What this task involves: Scan the entries for the word "letter". Every line that has it should be copied.

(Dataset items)
***
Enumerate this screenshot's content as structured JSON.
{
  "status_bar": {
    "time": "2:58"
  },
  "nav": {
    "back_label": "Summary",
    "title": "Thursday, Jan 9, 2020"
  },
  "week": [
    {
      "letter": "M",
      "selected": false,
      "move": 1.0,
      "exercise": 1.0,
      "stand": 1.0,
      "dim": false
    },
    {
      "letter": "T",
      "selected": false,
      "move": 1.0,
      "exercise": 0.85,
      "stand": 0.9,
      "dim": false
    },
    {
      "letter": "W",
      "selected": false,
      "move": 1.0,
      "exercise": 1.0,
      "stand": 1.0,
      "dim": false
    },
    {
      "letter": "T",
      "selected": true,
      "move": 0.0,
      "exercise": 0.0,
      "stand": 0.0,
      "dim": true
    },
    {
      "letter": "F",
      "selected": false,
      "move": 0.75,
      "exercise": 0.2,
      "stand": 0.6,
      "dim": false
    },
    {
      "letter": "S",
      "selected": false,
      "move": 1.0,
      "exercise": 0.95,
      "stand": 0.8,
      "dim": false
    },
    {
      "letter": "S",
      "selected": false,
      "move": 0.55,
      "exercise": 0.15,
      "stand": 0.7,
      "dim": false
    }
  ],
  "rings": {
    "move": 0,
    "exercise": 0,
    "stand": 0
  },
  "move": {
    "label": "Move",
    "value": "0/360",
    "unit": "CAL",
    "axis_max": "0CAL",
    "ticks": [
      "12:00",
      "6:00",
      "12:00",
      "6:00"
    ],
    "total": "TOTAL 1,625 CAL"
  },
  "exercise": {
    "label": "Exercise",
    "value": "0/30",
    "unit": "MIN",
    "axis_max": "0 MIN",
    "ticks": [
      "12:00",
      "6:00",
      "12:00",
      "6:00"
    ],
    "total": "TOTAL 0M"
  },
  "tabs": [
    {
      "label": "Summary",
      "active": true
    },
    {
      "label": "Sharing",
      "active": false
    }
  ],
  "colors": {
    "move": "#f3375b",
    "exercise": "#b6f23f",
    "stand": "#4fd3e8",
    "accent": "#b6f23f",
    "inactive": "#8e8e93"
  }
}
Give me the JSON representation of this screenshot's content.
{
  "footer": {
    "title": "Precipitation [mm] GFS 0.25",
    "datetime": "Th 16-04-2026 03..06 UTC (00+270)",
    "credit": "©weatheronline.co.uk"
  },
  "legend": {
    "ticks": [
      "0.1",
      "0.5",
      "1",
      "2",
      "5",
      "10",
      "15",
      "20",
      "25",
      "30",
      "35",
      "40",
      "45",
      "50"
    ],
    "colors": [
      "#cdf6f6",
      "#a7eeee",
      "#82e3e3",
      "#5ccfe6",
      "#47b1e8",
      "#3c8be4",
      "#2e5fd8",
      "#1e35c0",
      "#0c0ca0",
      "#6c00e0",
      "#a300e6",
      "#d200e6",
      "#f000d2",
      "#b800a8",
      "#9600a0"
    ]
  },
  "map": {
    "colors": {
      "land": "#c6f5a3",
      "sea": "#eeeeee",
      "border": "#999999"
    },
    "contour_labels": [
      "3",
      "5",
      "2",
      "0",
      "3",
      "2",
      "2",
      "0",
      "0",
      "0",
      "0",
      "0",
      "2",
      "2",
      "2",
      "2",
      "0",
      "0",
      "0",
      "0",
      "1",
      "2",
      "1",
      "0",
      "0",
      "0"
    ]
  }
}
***
Response area:
      "letter": "M",
      "letter": "T",
      "letter": "W",
      "letter": "T",
      "letter": "F",
      "letter": "S",
      "letter": "S",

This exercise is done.